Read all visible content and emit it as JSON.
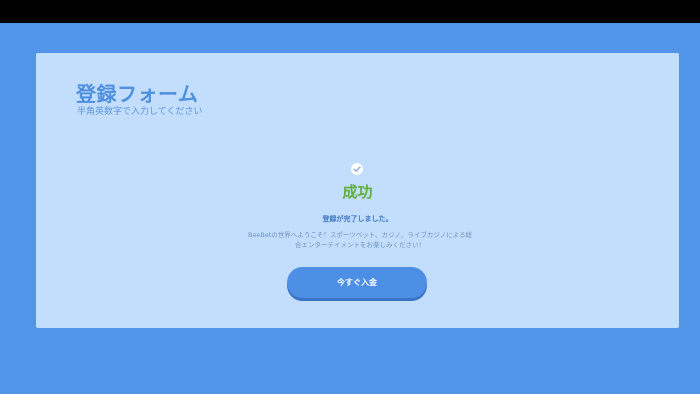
{
  "form": {
    "title": "登録フォーム",
    "subtitle": "半角英数字で入力してください"
  },
  "result": {
    "icon": "check-circle-icon",
    "status": "成功",
    "status_color": "#5fae3c",
    "message": "登録が完了しました。",
    "description": "BeeBetの世界へようこそ！スポーツベット、カジノ、ライブカジノによる総合エンターテイメントをお楽しみください！"
  },
  "actions": {
    "deposit_label": "今すぐ入金"
  },
  "colors": {
    "background": "#5295e8",
    "card": "#c2defc",
    "accent": "#4d8fe4"
  }
}
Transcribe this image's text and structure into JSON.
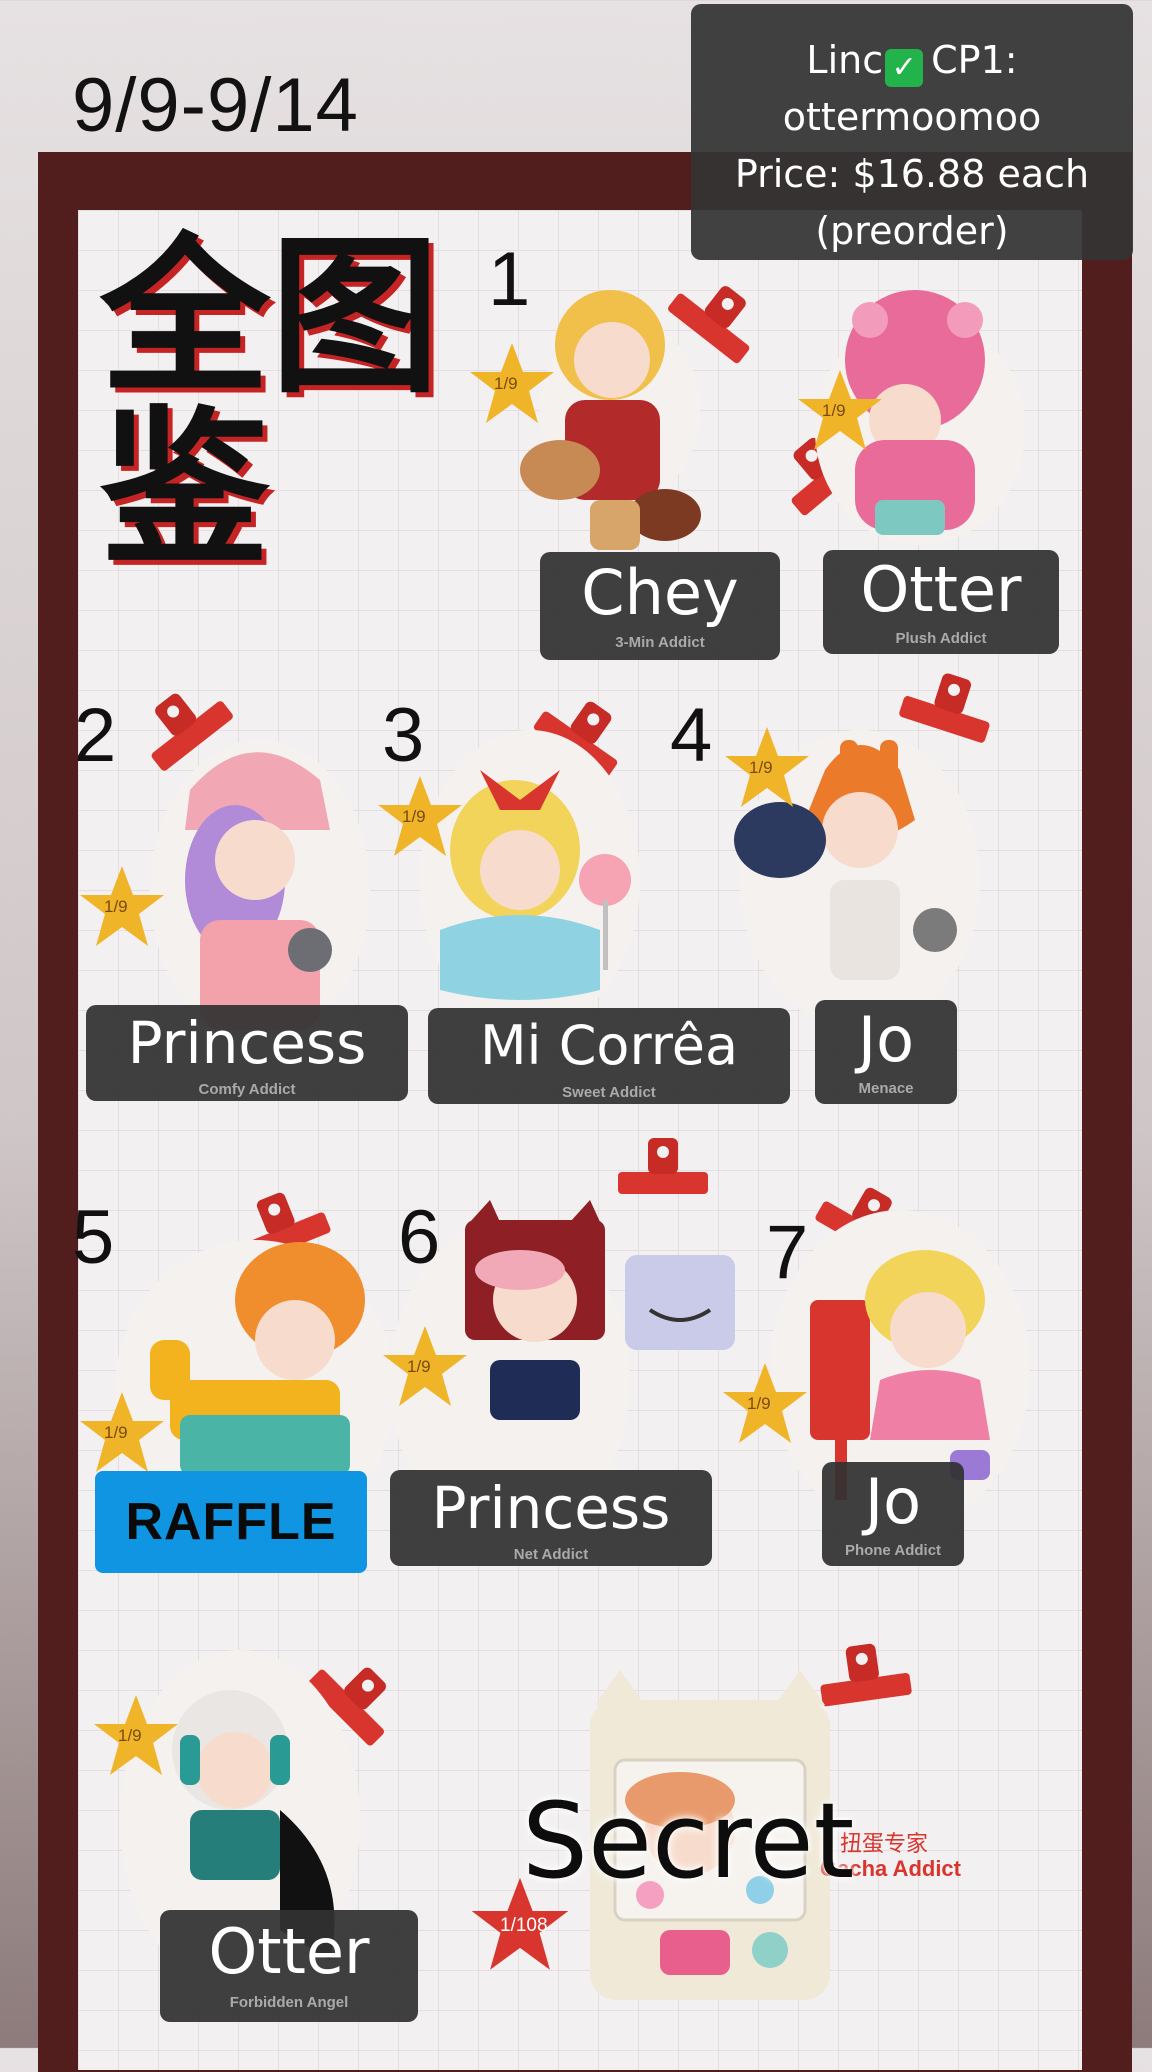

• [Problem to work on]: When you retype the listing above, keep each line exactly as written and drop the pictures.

• [Task solution]:
Read all visible content and emit it as JSON.
{
  "form": {
    "title": "登録フォーム",
    "subtitle": "半角英数字で入力してください"
  },
  "result": {
    "icon": "check-circle-icon",
    "status": "成功",
    "status_color": "#5fae3c",
    "message": "登録が完了しました。",
    "description": "BeeBetの世界へようこそ！スポーツベット、カジノ、ライブカジノによる総合エンターテイメントをお楽しみください！"
  },
  "actions": {
    "deposit_label": "今すぐ入金"
  },
  "colors": {
    "background": "#5295e8",
    "card": "#c2defc",
    "accent": "#4d8fe4"
  }
}
Transcribe this image's text and structure into JSON.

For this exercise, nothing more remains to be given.